      But Bitcoin has started 2019 off on a high note.

      As of this writing, it's up 2.84 percent, trading at US$3,875.77.

      Marketwatch has reported that other cryptocurrencies have also rallied, adding $8 billion to the value of all of these coins.

      It comes in the wake of the 2018 cryptocurrency crash, which saw the value of Bitcoin fall by about 65 percent from early January to early February of last year.

      Back on December 15, 2017, one Bitcoin was selling for $25,000 in Canadian currency.

      By late November, Bitcoin was down 80 percent from its peak.

      Other cryptocurrencies also fell about 80 percent from their peak by September 2018.

      Confidence was rocked by some high-profile thefts and scams.

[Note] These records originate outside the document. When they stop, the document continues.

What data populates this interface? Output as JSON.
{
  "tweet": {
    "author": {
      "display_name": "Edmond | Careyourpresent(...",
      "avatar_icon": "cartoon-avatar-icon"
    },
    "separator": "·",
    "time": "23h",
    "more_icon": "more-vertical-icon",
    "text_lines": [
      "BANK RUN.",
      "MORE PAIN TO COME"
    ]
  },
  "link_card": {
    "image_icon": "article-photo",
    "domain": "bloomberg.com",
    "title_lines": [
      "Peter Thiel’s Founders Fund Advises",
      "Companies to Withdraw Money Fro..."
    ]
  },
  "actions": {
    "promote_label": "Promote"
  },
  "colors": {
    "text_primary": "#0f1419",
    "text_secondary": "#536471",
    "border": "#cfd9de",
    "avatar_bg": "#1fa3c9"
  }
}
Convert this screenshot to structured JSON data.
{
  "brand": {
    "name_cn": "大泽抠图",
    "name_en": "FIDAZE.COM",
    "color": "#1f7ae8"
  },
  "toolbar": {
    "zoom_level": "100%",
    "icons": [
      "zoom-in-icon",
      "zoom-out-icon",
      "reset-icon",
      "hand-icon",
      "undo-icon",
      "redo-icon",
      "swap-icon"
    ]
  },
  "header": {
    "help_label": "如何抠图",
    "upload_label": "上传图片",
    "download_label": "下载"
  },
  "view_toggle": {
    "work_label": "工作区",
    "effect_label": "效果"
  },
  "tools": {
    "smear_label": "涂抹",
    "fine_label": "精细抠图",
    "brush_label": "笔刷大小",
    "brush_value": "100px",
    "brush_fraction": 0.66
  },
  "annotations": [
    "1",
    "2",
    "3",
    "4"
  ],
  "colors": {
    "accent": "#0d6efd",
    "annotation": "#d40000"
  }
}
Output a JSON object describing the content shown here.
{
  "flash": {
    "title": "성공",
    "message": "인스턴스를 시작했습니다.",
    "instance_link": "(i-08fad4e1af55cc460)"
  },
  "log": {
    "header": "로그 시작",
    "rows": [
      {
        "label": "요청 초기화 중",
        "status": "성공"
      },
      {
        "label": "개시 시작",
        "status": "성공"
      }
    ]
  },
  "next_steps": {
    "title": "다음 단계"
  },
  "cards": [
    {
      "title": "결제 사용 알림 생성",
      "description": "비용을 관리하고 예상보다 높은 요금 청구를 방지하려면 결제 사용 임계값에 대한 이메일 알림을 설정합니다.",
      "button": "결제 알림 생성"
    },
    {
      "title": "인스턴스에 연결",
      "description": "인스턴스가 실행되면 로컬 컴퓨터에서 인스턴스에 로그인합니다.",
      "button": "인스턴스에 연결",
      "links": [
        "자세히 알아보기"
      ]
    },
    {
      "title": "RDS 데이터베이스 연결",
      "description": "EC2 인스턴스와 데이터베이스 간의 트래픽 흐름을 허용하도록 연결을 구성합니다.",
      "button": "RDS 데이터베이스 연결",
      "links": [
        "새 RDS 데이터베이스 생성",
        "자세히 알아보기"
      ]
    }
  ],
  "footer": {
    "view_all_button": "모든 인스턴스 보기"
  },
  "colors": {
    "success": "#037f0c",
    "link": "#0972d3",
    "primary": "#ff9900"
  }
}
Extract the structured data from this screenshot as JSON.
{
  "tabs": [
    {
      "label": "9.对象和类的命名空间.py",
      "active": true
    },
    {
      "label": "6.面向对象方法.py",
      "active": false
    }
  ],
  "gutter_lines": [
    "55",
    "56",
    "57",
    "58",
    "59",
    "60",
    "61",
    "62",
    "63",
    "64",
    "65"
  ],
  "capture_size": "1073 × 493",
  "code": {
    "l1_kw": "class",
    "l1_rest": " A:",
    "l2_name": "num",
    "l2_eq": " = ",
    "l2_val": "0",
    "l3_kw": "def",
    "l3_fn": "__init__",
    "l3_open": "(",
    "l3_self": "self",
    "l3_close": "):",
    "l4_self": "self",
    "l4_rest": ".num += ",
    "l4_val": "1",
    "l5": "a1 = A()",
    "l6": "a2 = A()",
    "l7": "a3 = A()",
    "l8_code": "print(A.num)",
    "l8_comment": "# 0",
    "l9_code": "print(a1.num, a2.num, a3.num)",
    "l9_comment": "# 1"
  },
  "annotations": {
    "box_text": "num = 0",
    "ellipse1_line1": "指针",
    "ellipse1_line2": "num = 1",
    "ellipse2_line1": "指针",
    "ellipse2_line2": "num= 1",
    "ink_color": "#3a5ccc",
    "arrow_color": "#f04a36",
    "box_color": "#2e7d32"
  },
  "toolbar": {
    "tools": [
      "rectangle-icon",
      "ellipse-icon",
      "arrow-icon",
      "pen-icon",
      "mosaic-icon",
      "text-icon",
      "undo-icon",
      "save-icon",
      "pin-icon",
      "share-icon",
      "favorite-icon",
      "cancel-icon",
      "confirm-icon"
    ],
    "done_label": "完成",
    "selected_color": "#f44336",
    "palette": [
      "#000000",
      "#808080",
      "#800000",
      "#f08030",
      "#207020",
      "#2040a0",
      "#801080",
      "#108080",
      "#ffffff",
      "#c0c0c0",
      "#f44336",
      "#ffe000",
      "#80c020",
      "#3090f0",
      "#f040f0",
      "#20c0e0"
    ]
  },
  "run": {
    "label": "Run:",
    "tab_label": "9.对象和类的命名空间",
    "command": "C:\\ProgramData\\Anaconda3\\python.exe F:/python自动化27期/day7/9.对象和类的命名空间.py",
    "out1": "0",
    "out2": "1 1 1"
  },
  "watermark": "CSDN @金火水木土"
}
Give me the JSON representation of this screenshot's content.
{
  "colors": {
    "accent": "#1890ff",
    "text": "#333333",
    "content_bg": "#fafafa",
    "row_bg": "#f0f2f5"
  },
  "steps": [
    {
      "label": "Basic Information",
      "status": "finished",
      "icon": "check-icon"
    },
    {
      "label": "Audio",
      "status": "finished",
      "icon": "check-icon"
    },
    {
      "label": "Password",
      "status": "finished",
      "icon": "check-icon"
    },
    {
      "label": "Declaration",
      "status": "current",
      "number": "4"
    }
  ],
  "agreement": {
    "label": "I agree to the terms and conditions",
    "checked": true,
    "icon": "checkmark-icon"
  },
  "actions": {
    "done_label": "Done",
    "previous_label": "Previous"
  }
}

      The Cryptocurrency Anti-Money Laundering Report revealed that nearly US$1 billion in these funds were stolen in the first nine months of 2018

      The report by Cipher Trace noted that the top exchanges "laundered a significant amount of bitcoin, representing approximately $2.5 billion at today's prices".

      "Essentially, criminals are flowing large amounts of dirty bitcoin into these poorly regulated exchanges and other services—such as mixers—turning it into 'clean' cryptocurrencies," the report stated. "Then, they can move funds into the global financial payments system with little risk of being detected."

      One of the biggest heists occurred when Coincheck was hacked, resulting in thieves making off with more than US$600 million.

      Not surprisingly, this sector came under greater scrutiny last year from financial regulators, including the B.C. Securities Commission

      It remains to be seen if crytocurrencies will come under scrutiny by B.C.'s expert panel on money laundering. It's expected to release its recommendations in the spring.

      The panel is looking at "gaps in compliance and enforcement of existing laws, consumer protection, financial services regulations, regulation of real estate professionals, and jurisdictional gaps between B.C. and the federal government".

      Panel members are former deputy attorney general Maureen Maloney, money-laundering expert Brigitte Unger, and Sauder School of Business professor Tsur Somerville.